━━━ Data to examine ━━━
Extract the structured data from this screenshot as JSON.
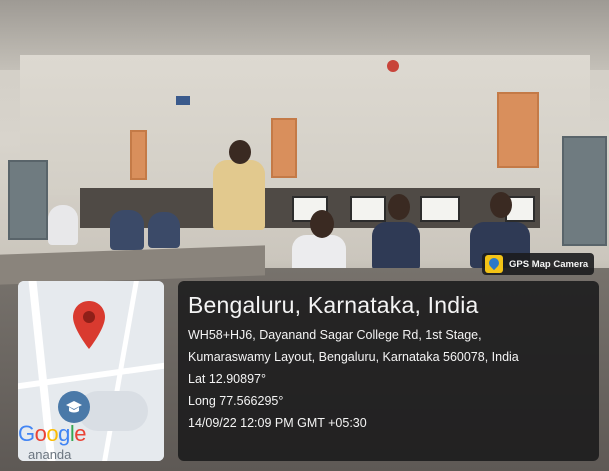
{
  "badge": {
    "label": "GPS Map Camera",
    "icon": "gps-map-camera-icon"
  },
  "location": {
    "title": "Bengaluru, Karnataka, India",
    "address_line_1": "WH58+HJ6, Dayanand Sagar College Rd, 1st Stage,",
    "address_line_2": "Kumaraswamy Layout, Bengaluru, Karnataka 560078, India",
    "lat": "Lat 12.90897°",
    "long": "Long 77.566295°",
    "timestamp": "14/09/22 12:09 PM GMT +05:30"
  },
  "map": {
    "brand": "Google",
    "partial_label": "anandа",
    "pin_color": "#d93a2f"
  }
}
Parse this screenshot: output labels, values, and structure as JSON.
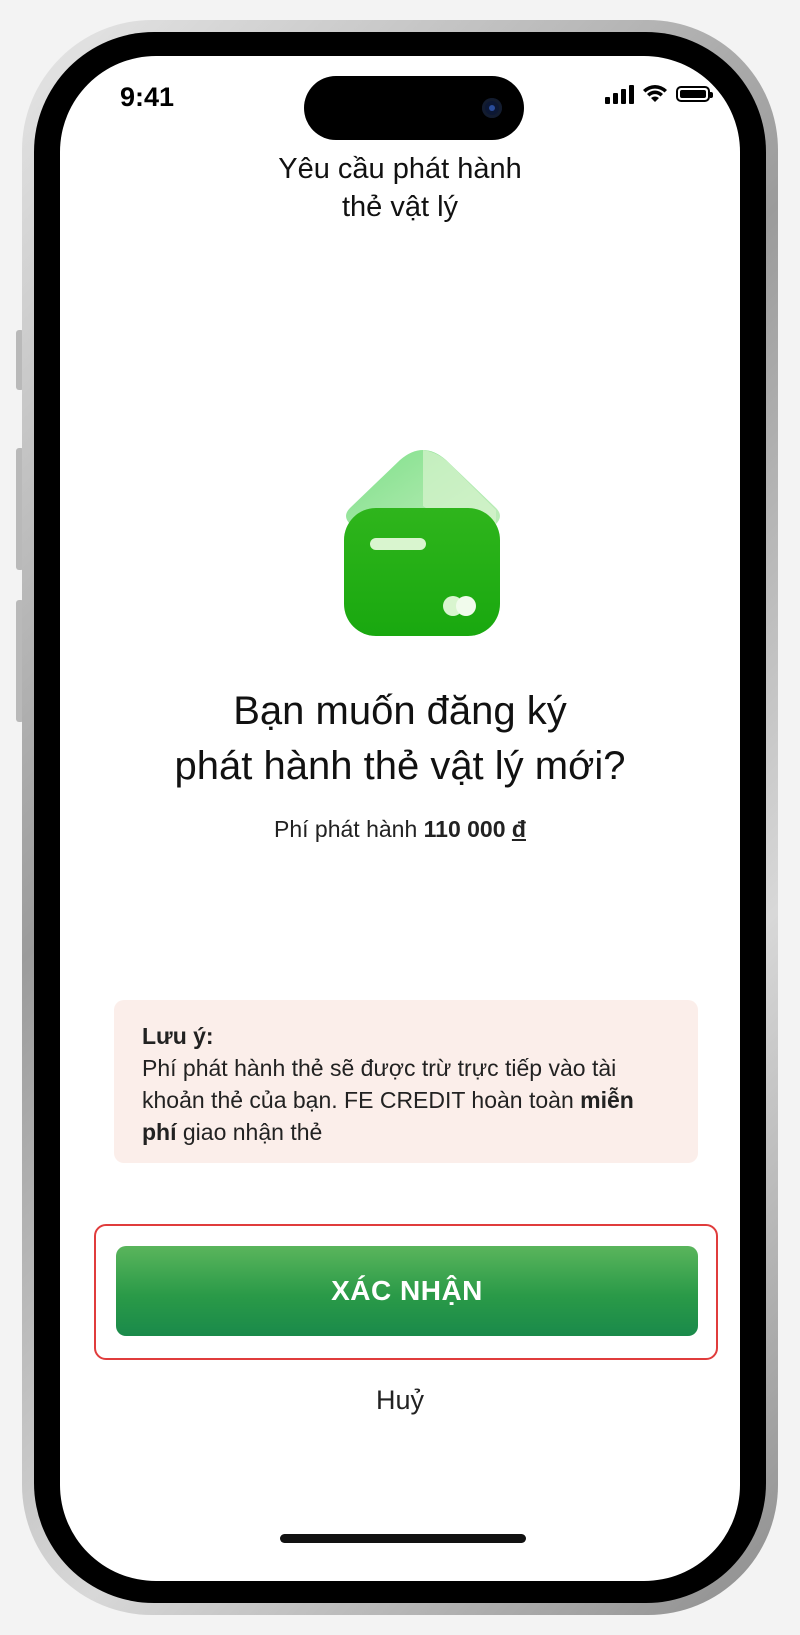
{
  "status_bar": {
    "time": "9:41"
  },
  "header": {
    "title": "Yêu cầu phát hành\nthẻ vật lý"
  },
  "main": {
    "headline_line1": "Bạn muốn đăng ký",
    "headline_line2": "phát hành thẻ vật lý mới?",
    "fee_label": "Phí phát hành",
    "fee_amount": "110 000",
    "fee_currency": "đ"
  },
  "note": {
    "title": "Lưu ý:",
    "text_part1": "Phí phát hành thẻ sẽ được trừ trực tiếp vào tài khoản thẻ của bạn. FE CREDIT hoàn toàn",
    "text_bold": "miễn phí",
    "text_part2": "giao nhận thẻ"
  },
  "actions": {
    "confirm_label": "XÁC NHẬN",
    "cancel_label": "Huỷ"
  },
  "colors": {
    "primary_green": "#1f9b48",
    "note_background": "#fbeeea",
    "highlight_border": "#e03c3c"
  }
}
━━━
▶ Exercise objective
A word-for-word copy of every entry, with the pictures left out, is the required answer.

▶ Solution
Extract the structured data from this screenshot as JSON.
{
  "badge": {
    "label": "GPS Map Camera",
    "icon": "gps-map-camera-icon"
  },
  "location": {
    "title": "Bengaluru, Karnataka, India",
    "address_line_1": "WH58+HJ6, Dayanand Sagar College Rd, 1st Stage,",
    "address_line_2": "Kumaraswamy Layout, Bengaluru, Karnataka 560078, India",
    "lat": "Lat 12.90897°",
    "long": "Long 77.566295°",
    "timestamp": "14/09/22 12:09 PM GMT +05:30"
  },
  "map": {
    "brand": "Google",
    "partial_label": "anandа",
    "pin_color": "#d93a2f"
  }
}
Parse this screenshot: output labels, values, and structure as JSON.
{
  "status_bar": {
    "time": "9:41"
  },
  "header": {
    "title": "Yêu cầu phát hành\nthẻ vật lý"
  },
  "main": {
    "headline_line1": "Bạn muốn đăng ký",
    "headline_line2": "phát hành thẻ vật lý mới?",
    "fee_label": "Phí phát hành",
    "fee_amount": "110 000",
    "fee_currency": "đ"
  },
  "note": {
    "title": "Lưu ý:",
    "text_part1": "Phí phát hành thẻ sẽ được trừ trực tiếp vào tài khoản thẻ của bạn. FE CREDIT hoàn toàn",
    "text_bold": "miễn phí",
    "text_part2": "giao nhận thẻ"
  },
  "actions": {
    "confirm_label": "XÁC NHẬN",
    "cancel_label": "Huỷ"
  },
  "colors": {
    "primary_green": "#1f9b48",
    "note_background": "#fbeeea",
    "highlight_border": "#e03c3c"
  }
}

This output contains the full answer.